‘I think startup was the hardest challenge. When you come from where I’m coming from, there are no handouts. There are times my mom would say “Lavern, you have to stop working so much.” I know however that what separates me from others is just discipline and hard work. As a poor island girl, what other options were there?
It’s still hard now, entrepreneurial pursuits aren’t as easy and flashy as people love to make it out to be. I still stay up long nights trying to figure out everything and trying to strategize.’
Lavern said if there was one thing she could change about the early stages of her entrepreneurial journey, it would be to seek guidance at the start, saying that mentorship earlier on could have helped to cut down on costly mistakes.
‘I think I’d have sought more mentorship earlier on in the business. The more lessons I can learn without making my own mistakes the less expensive it would’ve been.
There’s a mentorship deficit in SVG…and also poor attitudes towards mentorship- I hope that will change soon.’
Lavern says that since her business has not closed and is still open and operating she considers it a success. She expressed gratitude to still be in business, noting that a considerable number of business have not been so fortunate over the years.
‘I consider myself successful because my business hasn’t closed.
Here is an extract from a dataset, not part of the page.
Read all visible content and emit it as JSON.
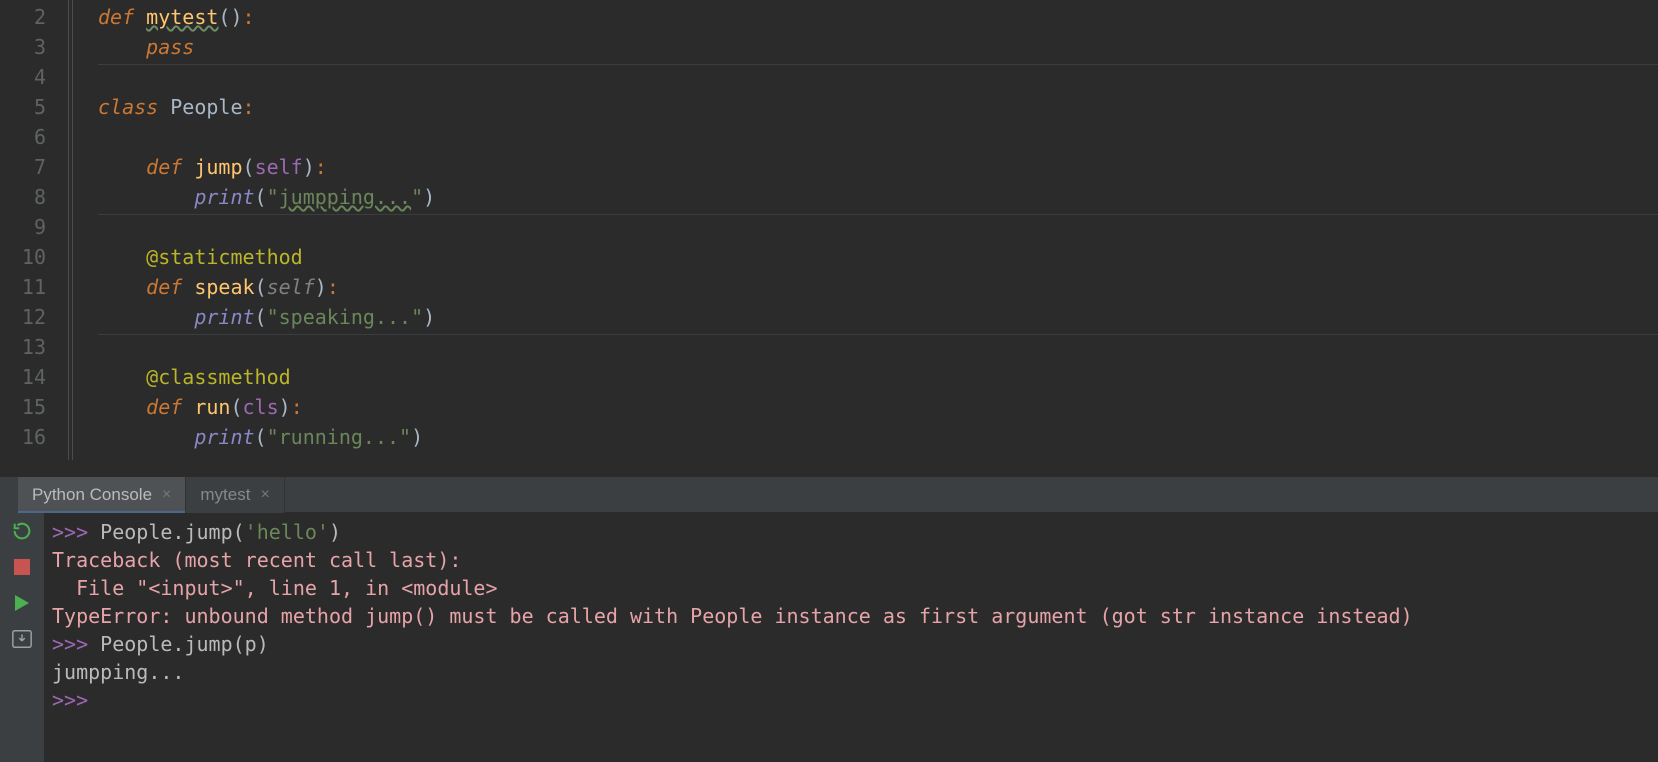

I think to just still be trying and to still be here is success enough. There are so many businesses that folded over the past few years. I’m just grateful to still be around.’
Reliability, discipline, relatability and adaptability are four key qualities that any entrepreneur should have, according to Lavern.
Being in business for eight years, King always tries to tie any business she does to a social project, providing us with some examples of how she does that.
‘With everything I’ve done and been doing business wise I always tie it to a social project. I’m happy that I’m able to assist with community events through my business. I’m happy as well to be able to simply provide.’
Lavern King through undeterred determination has shown that there is great value in perseverance. Despite encountering numerous blocks on her road to success, she is able to today to hold her head high, and call herself the proud owner and operator of not one, not two, but three successful businesses, not only providing benefit for herself, but providing employment for others, and making a social impact.
Lavern said being the P.R.O of the NDP is hard work, it’s been one of the single most important and challenging things I’ve ever done. I hope my involvement helps to bring a new government that will make doing business more friendly for young entrepreneurs. Sometimes people think I’m superwoman to do it all but some days I do find it hard to find that balance. What I have done though is try to empower the people on my team to work independently of me so that the businesses can go on for a few days without me. Further my sister Shelly is my right hand, so I trust her to ensure the day-to-day activities are in order. I do not believe in micromanagement, and I see myself as a mentor to those who work with me because I want them to branch off eventually so I give them big responsibilities. I’m an excellent manager and I’m good at delegating so that helps with keeping the business going and still being present in politics.